As others have noted, Republican attempts to repeal and replace Obamacare have made the law more popular. The individual elements of the Affordable Care Act have always had broad support (many were Republican ideas). The least popular part of the law was always the word “Obama,” and he’s gone. The irony that Republicans are in the uncomfortable position of attacking popular Republican policies is not lost on health care policy watchers.
In this new draft Congress gives away more of its own power by allowing states to apply for various waivers to the current law. The waivers could be for relief from community rating requirements, relief from health benefits packages, and relief from rules preventing insurers from charging older Americans more for health insurance than they charge others. Such provisions are popular and as such states are likely to leave them in place (allowing insurance companies to jack up costs for seniors is not a political winner).
Congress giving states the power to ignore Congress when it comes to health care continues a trend of the institution shedding responsibility.Congress has been surrendering more power to the executive and has been outsourcing its thinking to lobbyists for years. Rather than own the hard work of governing and explaining the challenges and choices to voters, Members of Congress continues to find ways to make headlines while making others do their work. One result, not surprisingly, is decreased public faith in Congress. Congressional inability to solve problems has led advocates to increasingly focus on states and increasingly ignore Washington. Should this health care proposal pass, that trend will continue.
This new plan is the sort of political strategy high school students would dream up (maybe a plot twist in the lost sequel to the “The Election”episode of Saved By The Bell — wouldn’t be the first time Saved By The Bell has predicted our current politics). It is also politically dicey. Publicly attacking popular parts of the ACA is a questionable political strategy. Further, those to whom the buck is being passed — governors and state legislators — could respond by punishing Members of Congress at the polls. One response could be attacks that lower voters’ opinion of incumbents and Congress in general — “Congress once again failed the American people, leaving to us to clean up their mess…”. This, of course, creates a political opening for clever and ambitious politicians (most state and local elected officials are ambitious, and many are clever) — “Congress passed the buck to the state and we fixed their mess again, it’s time for those of us who know how to actually accomplish things to go to Congress…”
In the meantime, Congress is ignoring real changes to the ACA that could be both politically popular and benefit the American people.

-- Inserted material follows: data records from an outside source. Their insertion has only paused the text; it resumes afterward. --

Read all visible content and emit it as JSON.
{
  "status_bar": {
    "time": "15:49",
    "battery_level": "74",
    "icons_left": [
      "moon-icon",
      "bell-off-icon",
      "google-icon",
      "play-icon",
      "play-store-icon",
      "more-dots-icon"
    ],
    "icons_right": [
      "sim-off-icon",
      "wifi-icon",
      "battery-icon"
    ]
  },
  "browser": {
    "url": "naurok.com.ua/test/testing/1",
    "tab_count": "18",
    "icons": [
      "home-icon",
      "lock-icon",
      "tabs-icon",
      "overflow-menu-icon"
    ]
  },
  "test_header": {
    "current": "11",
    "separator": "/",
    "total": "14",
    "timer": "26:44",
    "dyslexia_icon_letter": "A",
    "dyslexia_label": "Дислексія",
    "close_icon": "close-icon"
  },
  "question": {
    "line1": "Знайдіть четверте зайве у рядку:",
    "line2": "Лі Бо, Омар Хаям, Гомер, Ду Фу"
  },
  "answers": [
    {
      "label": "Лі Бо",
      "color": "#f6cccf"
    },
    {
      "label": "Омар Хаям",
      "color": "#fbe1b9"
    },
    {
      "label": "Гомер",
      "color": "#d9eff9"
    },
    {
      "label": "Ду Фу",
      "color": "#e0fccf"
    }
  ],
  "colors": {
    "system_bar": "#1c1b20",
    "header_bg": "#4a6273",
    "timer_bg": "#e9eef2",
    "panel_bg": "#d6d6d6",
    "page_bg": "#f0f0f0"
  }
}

There is no shortage of ideas on how the law could be improved in ways that make good policy and good politics — regular readers know my view, the former head of the Centers for Medicare and Medicaid Andy Slavitt offered a number of suggestions. Other ideas abound.
Rather than pursue this amendment, which is uncertain at best, poses political perils for its promoters, and would continue to erode the power and standing of Congress, Members of Congress should do what the American people most want them to do: govern. Find elements of the Affordable Care Act that need fixing and improving, then build a bi-partisan coalition to do it. At worst, nothing in the law changes which would probably be fine with the American people. At best, Congress would actually make policy progress, which usually makes for good politics.